School officials say Tang, a native of Burma who could help the district meet its affirmative action goals, doesn’t communicate well enough with students and parents. But Tang said his English has improved since he moved to San Diego, and he is appealing his dismissal.

Tang is one of six minority teachers from Vancouver recruited by the San Diego school system in 1985 to teach math and science. Three of the six have since resigned because of “dissatisfaction with assignments” and another will leave for personal reasons, according to George Flanigan, certificated personnel director.

“Basically, we heard Canada had quite a supply of teachers,” Flanigan said. “We had affirmative action objectives, too.”


But Tang says the school district misled him, and teachers association leaders contend that, with only one of the six Canadian recruits returning for a second year, district recruiting trips like the one to Vancouver are a waste.

“This district has 1,900 teachers on the substitute rolls,” said John Felicitas, executive director of the San Diego Teachers Assn. “I would think some of them are qualified. I’m a little bit at a loss to explain why they are not recruiting more locally.”

Personnel officials say finding minority and science teachers locally is difficult.

“The board has affirmative action objectives, and there is just no way to achieve those objectives, no matter how much effort we concentrate on local teachers,” Flanigan said. “It isn’t possible to satisfy our needs in bilingual education and in natural sciences. We’re certainly not overlooking anyone. To say we have overlooked local sources is categorically untrue.”


He said about 80% of new hires for next year are local.

Tang, formerly a part-time teacher at Simon Fraser University in Vancouver and a substitute high school teacher, moved to San Diego in September with his family.

But an internal evaluation in March said Tang’s spoken English required improvement, and school officials have decided not to renew Tang’s contract and the H-1 temporary visa that allows him to teach here.

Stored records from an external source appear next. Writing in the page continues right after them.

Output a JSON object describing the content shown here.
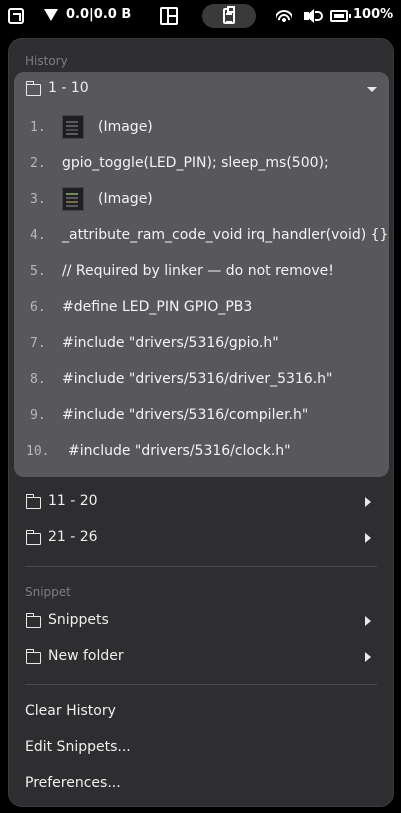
{
  "status_bar": {
    "net_speed": "0.0|0.0 B",
    "battery": "100%",
    "icons": [
      "app-icon",
      "download-icon",
      "grid-icon",
      "clipboard-icon",
      "wifi-icon",
      "volume-icon",
      "battery-icon"
    ]
  },
  "history": {
    "title": "History",
    "expanded_group": {
      "label": "1 - 10",
      "items": [
        {
          "num": "1.",
          "text": "(Image)",
          "type": "image"
        },
        {
          "num": "2.",
          "text": "gpio_toggle(LED_PIN); sleep_ms(500);",
          "type": "text"
        },
        {
          "num": "3.",
          "text": "(Image)",
          "type": "image"
        },
        {
          "num": "4.",
          "text": "_attribute_ram_code_void irq_handler(void) {}",
          "type": "text"
        },
        {
          "num": "5.",
          "text": "// Required by linker — do not remove!",
          "type": "text"
        },
        {
          "num": "6.",
          "text": "#define LED_PIN GPIO_PB3",
          "type": "text"
        },
        {
          "num": "7.",
          "text": "#include \"drivers/5316/gpio.h\"",
          "type": "text"
        },
        {
          "num": "8.",
          "text": "#include \"drivers/5316/driver_5316.h\"",
          "type": "text"
        },
        {
          "num": "9.",
          "text": "#include \"drivers/5316/compiler.h\"",
          "type": "text"
        },
        {
          "num": "10.",
          "text": "#include \"drivers/5316/clock.h\"",
          "type": "text"
        }
      ]
    },
    "groups": [
      {
        "label": "11 - 20"
      },
      {
        "label": "21 - 26"
      }
    ]
  },
  "snippet": {
    "title": "Snippet",
    "folders": [
      {
        "label": "Snippets"
      },
      {
        "label": "New folder"
      }
    ]
  },
  "actions": {
    "clear_history": "Clear History",
    "edit_snippets": "Edit Snippets...",
    "preferences": "Preferences..."
  }
}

The visa runs out next week.

Tang and the teachers union have filed for arbitration over the evaluation.


“I was under the impression that it would be a permanent job because of the teachers shortage,” Tang said. “They never mentioned that it would be temporary.”

It was school officials, Tang said, who persuaded him to set up for a long-term stay in San Diego. “I was thinking about moving to San Diego by myself, but they told me I should move my family here because of the good environment and the good elementary schools for my children and that there was no need to hesitate.”

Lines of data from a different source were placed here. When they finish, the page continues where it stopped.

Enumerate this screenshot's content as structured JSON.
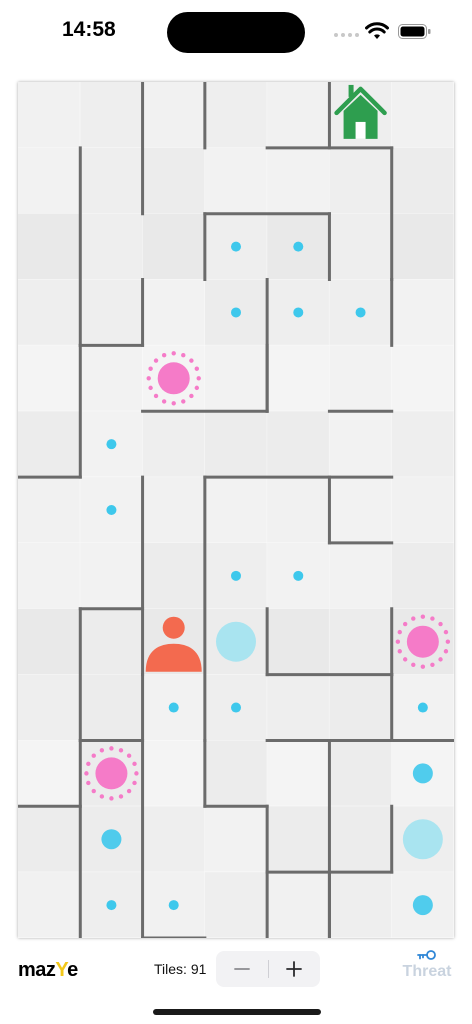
{
  "status_bar": {
    "time": "14:58"
  },
  "game": {
    "cols": 7,
    "rows": 13,
    "goal_icon": "house-icon",
    "player_icon": "person-icon",
    "colors": {
      "wall": "#6b6b6b",
      "dot": "#3ec8ec",
      "orb": "#a9e4f0",
      "hazard": "#f57bc8",
      "player": "#f36a4f",
      "home": "#2e9e4f"
    },
    "goal": {
      "col": 5,
      "row": 0
    },
    "player": {
      "col": 2,
      "row": 8
    },
    "dots": [
      [
        3,
        2
      ],
      [
        4,
        2
      ],
      [
        3,
        3
      ],
      [
        4,
        3
      ],
      [
        5,
        3
      ],
      [
        1,
        5
      ],
      [
        1,
        6
      ],
      [
        3,
        7
      ],
      [
        4,
        7
      ],
      [
        2,
        9
      ],
      [
        3,
        9
      ],
      [
        6,
        9
      ],
      [
        1,
        12
      ],
      [
        2,
        12
      ]
    ],
    "medium_dots": [
      [
        6,
        10
      ],
      [
        1,
        11
      ],
      [
        6,
        12
      ]
    ],
    "large_orbs": [
      [
        3,
        8
      ],
      [
        6,
        11
      ]
    ],
    "hazards": [
      [
        2,
        4
      ],
      [
        6,
        8
      ],
      [
        1,
        10
      ]
    ],
    "walls_h": [
      [
        4,
        1,
        1
      ],
      [
        5,
        1,
        1
      ],
      [
        3,
        2,
        1
      ],
      [
        4,
        2,
        1
      ],
      [
        1,
        4,
        1
      ],
      [
        4,
        5,
        1
      ],
      [
        5,
        5,
        1
      ],
      [
        1,
        6,
        1
      ],
      [
        3,
        6,
        1
      ],
      [
        4,
        6,
        1
      ],
      [
        5,
        6,
        1
      ],
      [
        4,
        8,
        1
      ],
      [
        5,
        8,
        1
      ],
      [
        0,
        9,
        1
      ],
      [
        1,
        9,
        1
      ],
      [
        2,
        9,
        1
      ],
      [
        4,
        10,
        1
      ],
      [
        5,
        10,
        1
      ],
      [
        6,
        10,
        1
      ],
      [
        3,
        11,
        1
      ],
      [
        0,
        11,
        1
      ],
      [
        4,
        12,
        1
      ],
      [
        5,
        12,
        1
      ],
      [
        2,
        13,
        1
      ],
      [
        1,
        14,
        1
      ],
      [
        2,
        14,
        1
      ],
      [
        6,
        14,
        1
      ],
      [
        4,
        15,
        1
      ],
      [
        5,
        15,
        1
      ],
      [
        4,
        16,
        1
      ]
    ],
    "walls_v": [
      [
        2,
        0,
        2
      ],
      [
        3,
        0,
        1
      ],
      [
        5,
        0,
        1
      ],
      [
        1,
        1,
        3
      ],
      [
        6,
        1,
        2
      ],
      [
        3,
        2,
        1
      ],
      [
        5,
        2,
        1
      ],
      [
        2,
        3,
        1
      ],
      [
        4,
        3,
        2
      ],
      [
        6,
        3,
        1
      ],
      [
        1,
        4,
        2
      ],
      [
        4,
        4,
        1
      ],
      [
        2,
        5,
        4
      ],
      [
        5,
        5,
        1
      ],
      [
        3,
        6,
        3
      ],
      [
        6,
        6,
        1
      ],
      [
        1,
        7,
        2
      ],
      [
        4,
        7,
        1
      ],
      [
        6,
        7,
        1
      ],
      [
        1,
        8,
        2
      ],
      [
        3,
        8,
        1
      ],
      [
        2,
        9,
        3
      ],
      [
        6,
        9,
        1
      ],
      [
        1,
        10,
        3
      ],
      [
        3,
        10,
        1
      ],
      [
        5,
        10,
        2
      ],
      [
        4,
        11,
        2
      ],
      [
        6,
        11,
        1
      ],
      [
        4,
        12,
        1
      ],
      [
        5,
        12,
        1
      ]
    ]
  },
  "bottom_bar": {
    "logo_main": "maz",
    "logo_accent": "Y",
    "logo_tail": "e",
    "tiles_label": "Tiles: 91",
    "minus_icon": "minus-icon",
    "plus_icon": "plus-icon",
    "threat_icon": "key-icon",
    "threat_label": "Threat"
  }
}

When he showed up at school in September, Tang said, his assignment was unclear.

“Nothing was ready,” Tang said. “No assignment, no written contract, no school.”


A school official said processing the H-1 visa and translating Tang’s foreign credentials into a salary level may have caused delays.

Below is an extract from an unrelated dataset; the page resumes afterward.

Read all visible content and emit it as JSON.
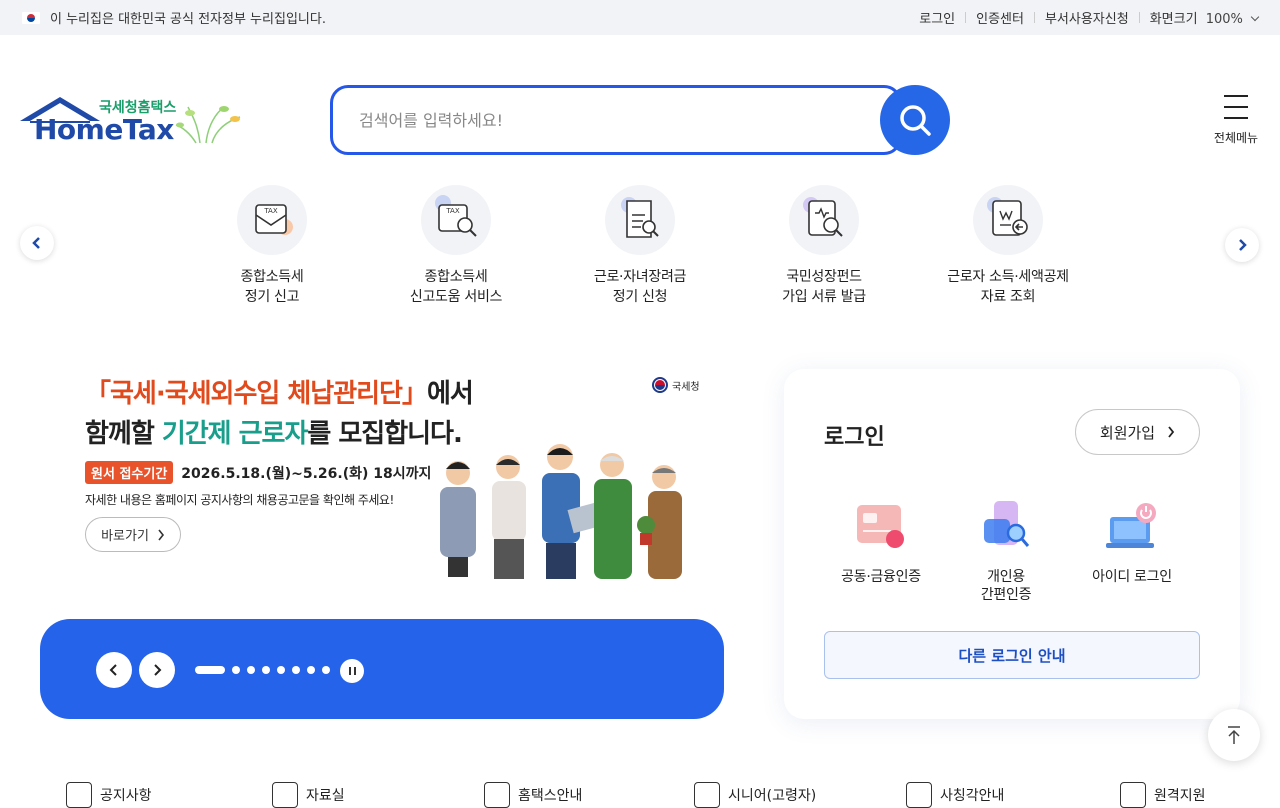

After parents and students complained they could not understand him, Tang agreed to a transfer from his first assignment at Point Loma High School to Garfield Independent Learning Center. “When I went to Garfield, everything went smoothly and the personnel department told me the principal was happy with me,” Tang said.

In May, Tang was notified that he still did not meet language standards.

Officials in the teachers association contend Tang’s speaking skills are sound. “I talk to him and I can understand him,” said Felicitas. “He has the ability and he has the skills. He’s a top-notch teacher.”


Tang has a master’s degree in mathematics from Simon Fraser and an undergraduate degree in electrical engineering from Taiwan University. He is a native of Burma and is a Canadian citizen. Chinese is his native tongue.

Susan Izu, a personnel administrator who interviewed Tang before he was hired, said Tang’s English was a concern. “There were concerns about whether he would be an effective teacher in terms of his skills in English,” Izu said. “We didn’t think the problem was insurmountable.” She said a school principal who interviewed Tang also believed his English was acceptable.

Felicitas said the district shouldn’t have hired Tang if there were concerns about his language abilities.

“My response is: You bring him down here, he brings his family and now you want to fire him?” Felicitas said. “I think it’s kind of dirty pool.


“Our biggest point is that if you are going to recruit teachers, and you have concerns, why offer a contract?”

Izu said Tang’s contract was temporary and that responsibility for improving his English was his. “Just because a school district offers a contract is no assurance that a teacher will be 100% effective,” Izu said. “Apparently, the way he was received in the schools indicates communication is a problem.”

Regardless of the outcome of the arbitration, Tang must pass the California Basic Educational Skills Test to continue teaching here. He has passed the math and reading sections, but failed the writing requirement three times. He will take the skills test again Saturday.

Tang said he wants to continue to teach here. “I like the San Diego schools very much, except for the disputes.”